February 22, 2016 | Monday

Share This Post With:

The Civil Society’s Active Role in Improving Gender Equality

As part of its bimonthly campaign on active civil society, the EU Information and Cultural Centre in Pristina organised a workshop with students on Gender Responsive Budgeting (GRB) policies. Donjeta Morina from Kosovo Women’s Network (KWN) explained to participants that Gender Responsive Budgeting means budgeting for equality and social justice as well as it serves as a guideline to budget planning. It is a rather new concept for Kosovo despite the fact that it has been mentioned by the government and by various civil society organisations and donors for the past five years.

“Ultimately, Kosovo is slowly heading towards the institutionalization of GRB, and the first success includes the fact that Gender Responsive Budgeting is now a legal obligation for all budget organizations. However, more time, mentoring, and political will be needed to fully institutionalize it”, says Donjeta Morina, the Capacity Development Coordinator at Kosovo Women’s Network.

Gender inequality remains one of the most widespread developmental and social problems in Kosovo. Morina notes that men and women are not equal economically, politically, culturally, nor socially. According to Kosovo Women’s Netwok statistics women lag behind in most spheres, being underprivileged and underrepresented in most areas of life.

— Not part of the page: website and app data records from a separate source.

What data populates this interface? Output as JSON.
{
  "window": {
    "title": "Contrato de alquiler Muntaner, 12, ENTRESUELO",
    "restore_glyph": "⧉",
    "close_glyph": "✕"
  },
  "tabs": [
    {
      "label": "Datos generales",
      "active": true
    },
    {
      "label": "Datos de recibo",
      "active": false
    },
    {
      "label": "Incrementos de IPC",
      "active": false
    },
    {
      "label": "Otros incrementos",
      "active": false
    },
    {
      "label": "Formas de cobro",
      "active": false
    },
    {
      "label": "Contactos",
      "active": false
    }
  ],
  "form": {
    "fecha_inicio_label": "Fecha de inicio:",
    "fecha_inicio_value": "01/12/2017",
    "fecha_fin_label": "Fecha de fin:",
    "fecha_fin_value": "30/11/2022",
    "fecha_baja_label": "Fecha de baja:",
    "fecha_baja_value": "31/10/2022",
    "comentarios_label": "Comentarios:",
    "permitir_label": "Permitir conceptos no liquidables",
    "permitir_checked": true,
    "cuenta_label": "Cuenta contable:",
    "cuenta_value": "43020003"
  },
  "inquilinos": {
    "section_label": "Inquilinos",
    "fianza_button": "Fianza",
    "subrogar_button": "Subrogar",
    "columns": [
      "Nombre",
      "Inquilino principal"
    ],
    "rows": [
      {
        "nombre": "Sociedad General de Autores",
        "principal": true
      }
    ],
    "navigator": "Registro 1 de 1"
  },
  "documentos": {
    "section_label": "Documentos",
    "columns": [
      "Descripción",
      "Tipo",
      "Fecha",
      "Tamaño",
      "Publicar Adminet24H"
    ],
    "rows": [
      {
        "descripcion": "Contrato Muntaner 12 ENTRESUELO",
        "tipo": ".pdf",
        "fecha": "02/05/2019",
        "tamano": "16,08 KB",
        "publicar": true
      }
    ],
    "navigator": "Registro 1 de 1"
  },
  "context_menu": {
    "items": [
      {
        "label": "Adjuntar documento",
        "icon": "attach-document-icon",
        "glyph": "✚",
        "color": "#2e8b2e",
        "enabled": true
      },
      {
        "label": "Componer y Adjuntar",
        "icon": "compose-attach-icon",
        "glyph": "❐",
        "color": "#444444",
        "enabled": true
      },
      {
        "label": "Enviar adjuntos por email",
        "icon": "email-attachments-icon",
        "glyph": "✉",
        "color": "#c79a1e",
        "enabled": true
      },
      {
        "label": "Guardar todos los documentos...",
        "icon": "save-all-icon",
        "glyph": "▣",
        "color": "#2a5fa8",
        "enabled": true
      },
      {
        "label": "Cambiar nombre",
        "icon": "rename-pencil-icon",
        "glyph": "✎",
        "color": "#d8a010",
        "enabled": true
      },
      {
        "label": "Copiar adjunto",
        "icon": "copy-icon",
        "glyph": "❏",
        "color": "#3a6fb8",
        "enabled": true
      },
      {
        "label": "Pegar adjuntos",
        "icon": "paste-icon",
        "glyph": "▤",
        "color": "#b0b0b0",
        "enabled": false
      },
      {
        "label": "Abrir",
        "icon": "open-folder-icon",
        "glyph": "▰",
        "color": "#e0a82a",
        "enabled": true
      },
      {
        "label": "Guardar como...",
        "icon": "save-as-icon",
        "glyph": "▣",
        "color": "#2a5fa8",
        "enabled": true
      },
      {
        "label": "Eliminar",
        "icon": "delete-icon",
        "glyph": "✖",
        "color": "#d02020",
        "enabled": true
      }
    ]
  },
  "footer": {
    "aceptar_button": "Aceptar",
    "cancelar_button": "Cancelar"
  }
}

“Data show that 91.8% of all businesses are owned by men, compared to the 8.2% owned by women. Further, only 7.9% of women own property, compared to 83.4% of men (see Kosovo Gender Profile). The recent Labour Market Survey of 2014, shows that unemployment figures are much higher for women and young women, then for men and young men. Unemployment rate for women is 41.6%; while for men it is 33.1%. Figures are even more frightening for young women with 71.7% of them being unemployed compared to 56.2% of young men. Moreover, Kosovo has no women party leaders, while only 2 out of 20 ministers are women. At the local level women make up only 15.3% of all decision making posts,” added Donjeta Morina of Kosovo Women’s Network.

According to her, the role of civil society organizations in improving gender equality is crucial, and can be done through two main ways: first through locally empowering women, and second through advocacy initiatives at local and central level.  “Many KWN members work with women in their communities; empowering them economically and politically. This is very important work since it reaches even the most marginalized women, including rural women from various ethnicities. Additionally, many KWN members engage in advocacy initiatives at both the local and central level. Advocacy is a very crucial instrument that can be used by CSO’s in improving gender equality in their communities. It can help in changing public policies so that they reflect principles of gender equality,” concluded Donjeta Morina, the Capacity Development Coordinator at Kosovo Women’s Network.